Brand Strategy Head
Kantar Millward Brown
Australia tax, the unique phenomenon that leads to higher prices for goods and services than would be expected from a simple currency conversion, is the bugbear of Australian consumers.
In some cases, the difference in pricing, like an extra 1.47 percent on a MacBook Air, is relatively minor, but consumers will pay an extra 50.47 percent on a pair of Levi’s. Now factor in declining wage growth over the last 10 years, down from 4 percent in 2007 to 1.8 percent in 2017, and a 40 percent increase in house prices from 2011 to 2016, and brands are sitting on a powder keg of potential price backlash. It’s not surprising that Australian consumers across 80 percent of the BrandZ™ categories report an increase in price based, decision making over the last 10 years.
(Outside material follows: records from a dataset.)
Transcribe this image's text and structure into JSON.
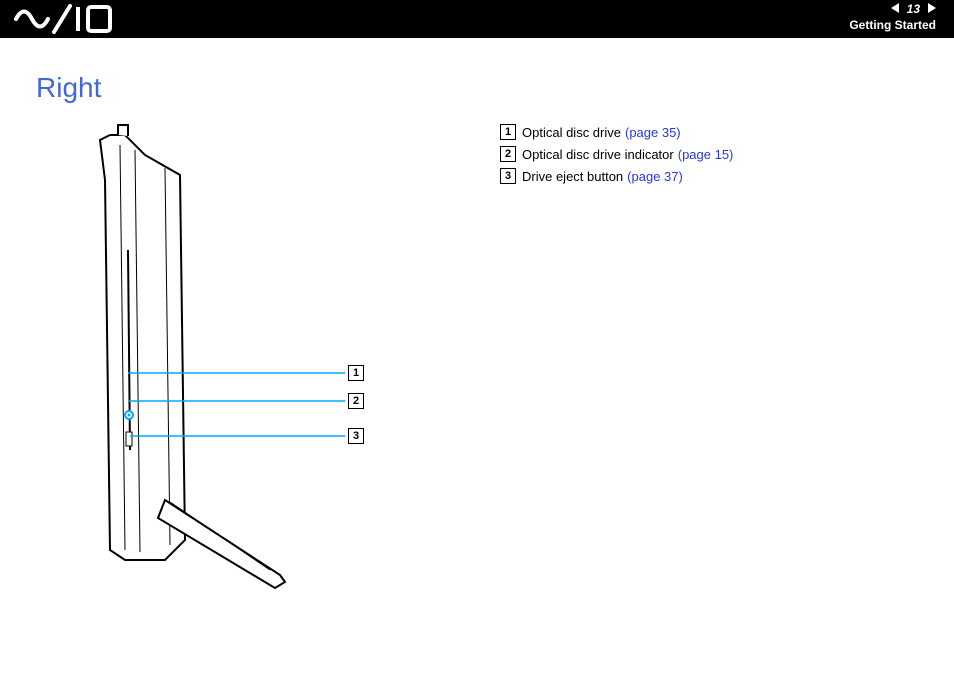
{
  "header": {
    "page_number": "13",
    "section": "Getting Started"
  },
  "section_title": "Right",
  "callouts": {
    "c1": "1",
    "c2": "2",
    "c3": "3"
  },
  "legend": [
    {
      "num": "1",
      "text": "Optical disc drive",
      "link": "(page 35)"
    },
    {
      "num": "2",
      "text": "Optical disc drive indicator",
      "link": "(page 15)"
    },
    {
      "num": "3",
      "text": "Drive eject button",
      "link": "(page 37)"
    }
  ]
}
The competitive environment in Australia is ripe for disruptive price plays from both global giants and local start-ups. A great example is the recent launch of Amazon in Australia. The online giant stirred the Australian imagination with its recent launch promising 30 percent lower prices. Google search trends show that Amazon search volume last November and December easily beat out competitors and overshadowed major local events like the Ashes, and the ever-popular news about Donald Trump. Despite the recency of the Australian launch, Amazon already shows strong differentiation with consumers thinking that their influence on the market will grow in the coming years. In grocery stores, Aldi’s low-price strategy has helped them grow market share from 5.5 percent in 2007 to 13.2 percent in 2017.
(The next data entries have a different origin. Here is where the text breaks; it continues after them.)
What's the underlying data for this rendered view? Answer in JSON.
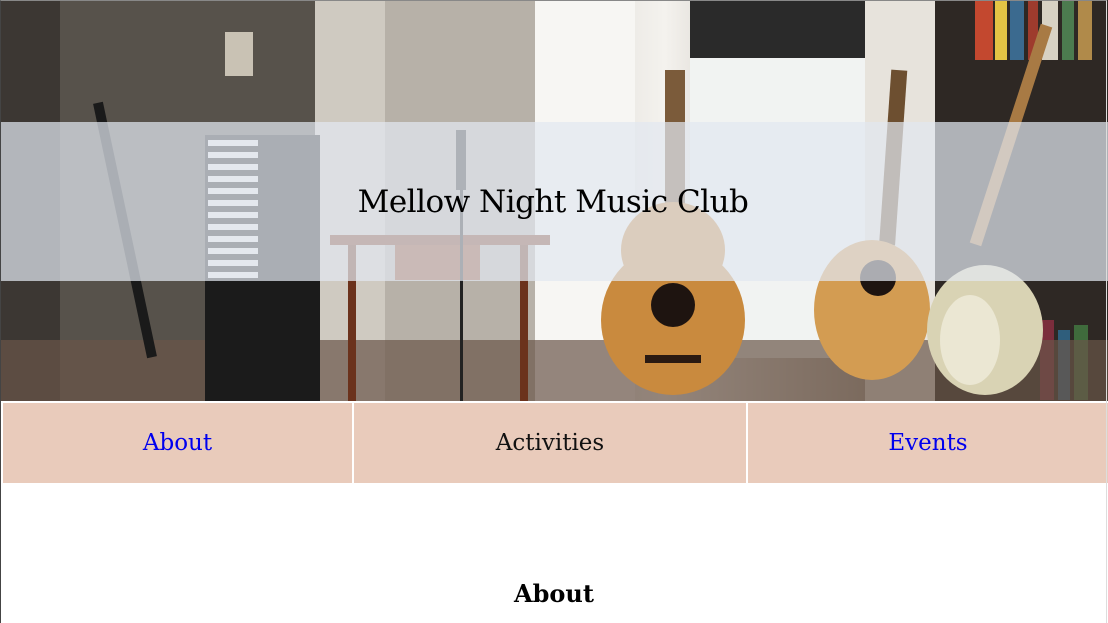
{
  "hero": {
    "title": "Mellow Night Music Club",
    "image_alt": "Music room with guitars, keyboard and microphone"
  },
  "nav": {
    "items": [
      {
        "label": "About",
        "type": "link"
      },
      {
        "label": "Activities",
        "type": "text"
      },
      {
        "label": "Events",
        "type": "link"
      }
    ]
  },
  "main": {
    "section_heading": "About"
  },
  "colors": {
    "nav_background": "#e9cbbb",
    "link": "#0000ee",
    "title_band": "#e2e8f0"
  }
}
Other discount retailers like Lidl and Kaufland are likely to enter the market soon to capitalise on the nascent promise that the market will support their lowcost solutions. One doesn’t have to look hard for examples in other categories, especially in grudge purchase categories like financial services, in which ING, Youi and Budget Direct have shown strong performances over the last few years. For brand owners it may feel like the only answer to keep afloat and increase short term sales is to drop prices dramatically. Using price promotion leads to a focus on short term wins instead of longterm gains, ultimately leading brands to undermine their own long-term profit margins. The reality is that over the long term, brands with strong media investment and brand building strategies have fared better than those that have simply cut prices.
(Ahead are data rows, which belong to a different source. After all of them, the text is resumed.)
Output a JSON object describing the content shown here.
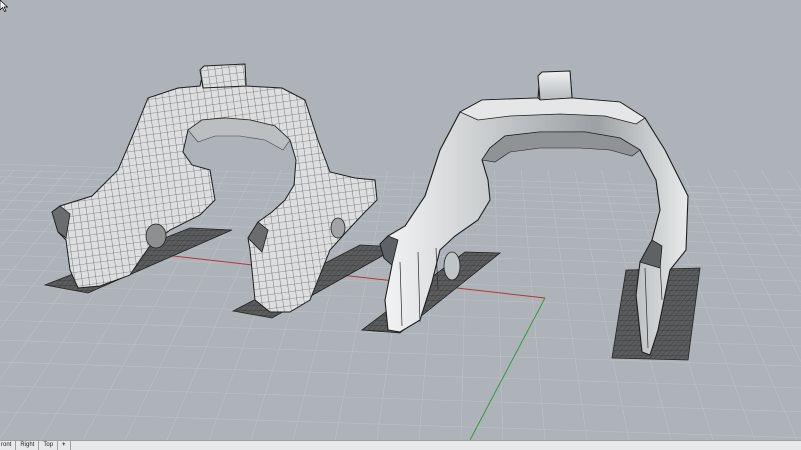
{
  "viewport": {
    "tabs": [
      {
        "label": "ront"
      },
      {
        "label": "Right"
      },
      {
        "label": "Top"
      }
    ],
    "add_tab_label": "+"
  },
  "colors": {
    "background": "#adb3b8",
    "grid": "#bcc2c6",
    "x_axis": "#b5372f",
    "y_axis": "#2f9e3c",
    "mesh_fill": "#d9dbdc",
    "mesh_line": "#3a3a3a",
    "surface_fill": "#cfd2d4"
  }
}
These signals create a cycle of discounting to generate sales, which in turn decreases base sales, triggering further discounts to produce sales. This begins a vicious cycle and a race towards brand failure. This situation is further exacerbated when competitors also discount their products in response as this creates commoditised categories in which price overtakes Brand as the major buying factor. These commoditised categories then necessitate even deeper discounts and a declining response to price promotions. The result is an erosion of the brand’s ability to charge the premium necessary for sustainability.
The alternative to this discounting dilemma is to focus on growing baseline sales by increasing the number of people who want to buy the brand at regular prices. The secret is to focus on what the brand means to consumers rather than its cost. This is borne out in the 10-year period of Australian BrandZ™ data from 2007 to 2017, brands that focused on brand building and media spending during this period of increasing price sensitivity are the ones that grew and sustained that growth.
Brands that demonstrated growth in each category were more likely to be seen as more expensive rather than cheaper. Look no further than the Top 10 Australian brands in this report for examples of this. Combined, they represent a total value of more than $78 billion USD and they are a testament to the fact that the only proven way to grow sales in the long term is through building strong brands supported by effective marketing.
Negative Brand Signals from Price Cutting
- Discounting can create a disconfirmation between pricing expectation and reality. Consumers may ask, “Why is this so inexpensive?”, raising questions about the brand’s quality or even the health of the business.
- Consistent price discounting decreases base line price expectations making it harder to get back to original pricing levels: “There is no way I am paying $20 dollars for this, it was only $15 last week”.
- Discounting frequently teaches people to buy and hoard only with special offers: “I’ll just wait until next week when this will be $5 cheaper and buy it then”.